Vulnerabilities in SIP Trunks
While there is a variety of ways that a hacker can get into a network and steal data, there are three common weak points that most hackers use.
If users on the network have weak logins or passwords, the entire network becomes more vulnerable to hacking. Culprits include default usernames and passwords or login credentials that are easily guessed by a computer program such as birthdates or sequences of numbers. Hackers take advantage of this inadequate security to access an organization’s data.
Some security incidents are caused when huge volumes of access requests are made by outside parties. High volumes of requests often cause the whole network to fail and waste the organization’s money and time as it seeks a solution.
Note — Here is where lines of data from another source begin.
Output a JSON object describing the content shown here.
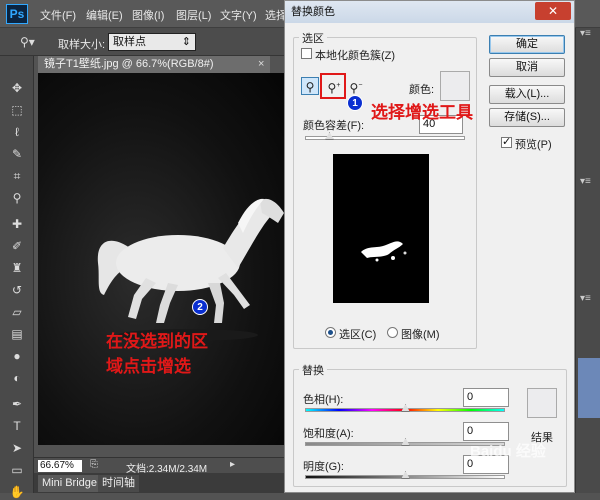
{
  "app": {
    "logo": "Ps",
    "menu": [
      "文件(F)",
      "编辑(E)",
      "图像(I)",
      "图层(L)",
      "文字(Y)",
      "选择"
    ]
  },
  "options_bar": {
    "sample_size_label": "取样大小:",
    "sample_size_value": "取样点"
  },
  "document": {
    "tab_title": "镜子T1壁纸.jpg @ 66.7%(RGB/8#)",
    "zoom": "66.67%",
    "doc_info": "文档:2.34M/2.34M"
  },
  "bottom_panels": [
    "Mini Bridge",
    "时间轴"
  ],
  "dialog": {
    "title": "替换颜色",
    "selection_group": "选区",
    "localized_label": "本地化颜色簇(Z)",
    "color_label": "颜色:",
    "fuzziness_label": "颜色容差(F):",
    "fuzziness_value": "40",
    "fuzziness_fraction": 0.15,
    "view_selection": "选区(C)",
    "view_image": "图像(M)",
    "buttons": {
      "ok": "确定",
      "cancel": "取消",
      "load": "载入(L)...",
      "save": "存储(S)..."
    },
    "preview_label": "预览(P)",
    "replace_group": "替换",
    "hue_label": "色相(H):",
    "hue_value": "0",
    "saturation_label": "饱和度(A):",
    "saturation_value": "0",
    "lightness_label": "明度(G):",
    "lightness_value": "0",
    "result_label": "结果"
  },
  "annotations": {
    "step1_number": "1",
    "step1_text": "选择增选工具",
    "step2_number": "2",
    "step2_text_line1": "在没选到的区",
    "step2_text_line2": "域点击增选"
  },
  "watermark": "Baidu 经验",
  "colors": {
    "annotation_red": "#e01818",
    "badge_blue": "#0a2fd1"
  }
}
Hackers sometimes listen in on calls or voicemail, unbeknownst to the organization, potentially overhearing private information. Eavesdropping hackers are often difficult to detect, but often are able to access calls made over public IP connections.
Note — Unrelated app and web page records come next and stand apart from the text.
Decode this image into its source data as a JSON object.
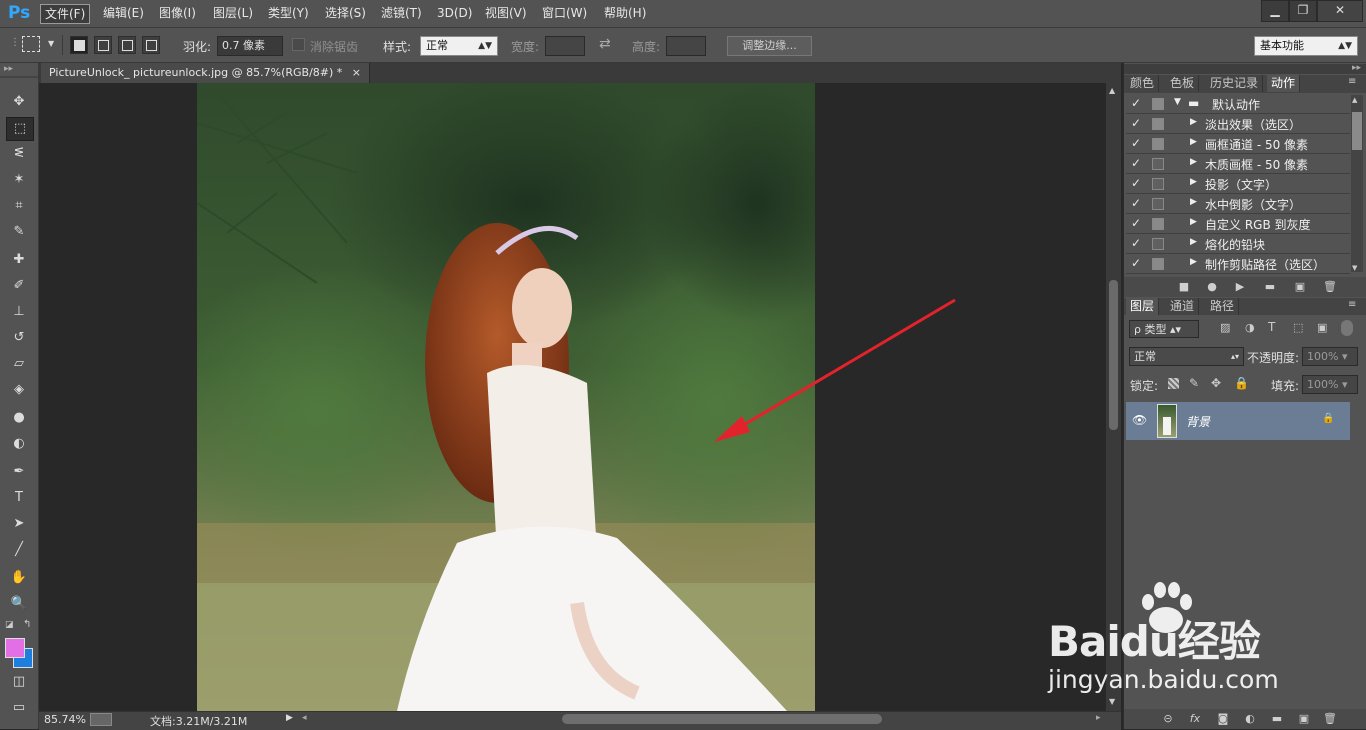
{
  "app": {
    "logo": "Ps"
  },
  "menu": [
    "文件(F)",
    "编辑(E)",
    "图像(I)",
    "图层(L)",
    "类型(Y)",
    "选择(S)",
    "滤镜(T)",
    "3D(D)",
    "视图(V)",
    "窗口(W)",
    "帮助(H)"
  ],
  "window_controls": {
    "minimize": "▁",
    "restore": "❐",
    "close": "✕"
  },
  "options": {
    "feather_label": "羽化:",
    "feather_value": "0.7 像素",
    "antialias_label": "消除锯齿",
    "style_label": "样式:",
    "style_value": "正常",
    "width_label": "宽度:",
    "swap_icon": "⇄",
    "height_label": "高度:",
    "refine_edge": "调整边缘...",
    "workspace": "基本功能"
  },
  "document": {
    "tab_title": "PictureUnlock_ pictureunlock.jpg @ 85.7%(RGB/8#) *",
    "tab_close": "×",
    "zoom": "85.74%",
    "doc_size": "文档:3.21M/3.21M"
  },
  "tools": [
    "move-icon",
    "marquee-icon",
    "lasso-icon",
    "magic-wand-icon",
    "crop-icon",
    "eyedropper-icon",
    "healing-icon",
    "brush-icon",
    "stamp-icon",
    "history-brush-icon",
    "eraser-icon",
    "bucket-icon",
    "blur-icon",
    "dodge-icon",
    "pen-icon",
    "type-icon",
    "path-select-icon",
    "line-icon",
    "hand-icon",
    "zoom-icon"
  ],
  "tool_glyphs": [
    "✥",
    "⬚",
    "ᓬ",
    "✶",
    "⌗",
    "✎",
    "✚",
    "✐",
    "⊥",
    "↺",
    "▱",
    "◈",
    "●",
    "◐",
    "✒",
    "T",
    "➤",
    "╱",
    "✋",
    "🔍"
  ],
  "colors": {
    "foreground": "#e36fe6",
    "background": "#1c7fe0"
  },
  "upper_panel": {
    "tabs": [
      "颜色",
      "色板",
      "历史记录",
      "动作"
    ],
    "active_tab": 3,
    "actions": [
      {
        "label": "默认动作",
        "folder": true,
        "dialog": true
      },
      {
        "label": "淡出效果（选区）",
        "dialog": true
      },
      {
        "label": "画框通道 - 50 像素",
        "dialog": true
      },
      {
        "label": "木质画框 - 50 像素",
        "dialog": false
      },
      {
        "label": "投影（文字）",
        "dialog": false
      },
      {
        "label": "水中倒影（文字）",
        "dialog": false
      },
      {
        "label": "自定义 RGB 到灰度",
        "dialog": true
      },
      {
        "label": "熔化的铅块",
        "dialog": false
      },
      {
        "label": "制作剪贴路径（选区）",
        "dialog": true
      }
    ],
    "footer_icons": [
      "■",
      "●",
      "▶",
      "▬",
      "▣",
      "🗑"
    ]
  },
  "layers_panel": {
    "tabs": [
      "图层",
      "通道",
      "路径"
    ],
    "filter_label": "ρ 类型",
    "blend_mode": "正常",
    "opacity_label": "不透明度:",
    "opacity_value": "100%",
    "lock_label": "锁定:",
    "fill_label": "填充:",
    "fill_value": "100%",
    "layer_name": "背景",
    "footer_icons": [
      "⊝",
      "fx",
      "◙",
      "◐",
      "▬",
      "▣",
      "🗑"
    ]
  },
  "watermark": {
    "brand": "Baidu经验",
    "url": "jingyan.baidu.com"
  }
}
Work together with your customers to prevent or mitigate the risk of hackers in a few simple ways.
A good provider is the first step in hacking prevention. Such a provider will offer secure SIP trunking options such as dedicated IP connections and will isolate a customer’s telephony on a VLAN instead of using the same LAN used for other traffic. Good providers will be transparent with customers on how any hacked networks will be handled. A provider who makes its customers’ security a priority will also have strong detection practices in place and will explain to customers how and why they have those practices.
A secure PBX comes when the provider and the customer work together to prevent hacking attempts. On the customer’s end, network users will employ strong login credentials to prevent outsiders from easily guessing usernames and passwords. The provider will provide secure real transport protocol and transport layer security for data connections as well using SIP best practices to prevent hacking.
Physical security is mostly the task of customers. They need to be educated on how to keep their hardware secure. As their provider, help them determine the best location for hardware and how to limit access from unauthorized employees or visitors to the facility.
Yes, SIP trunk hacking does happen, but it doesn’t have to if you and your customers work together to prevent outsiders from accessing their most important information.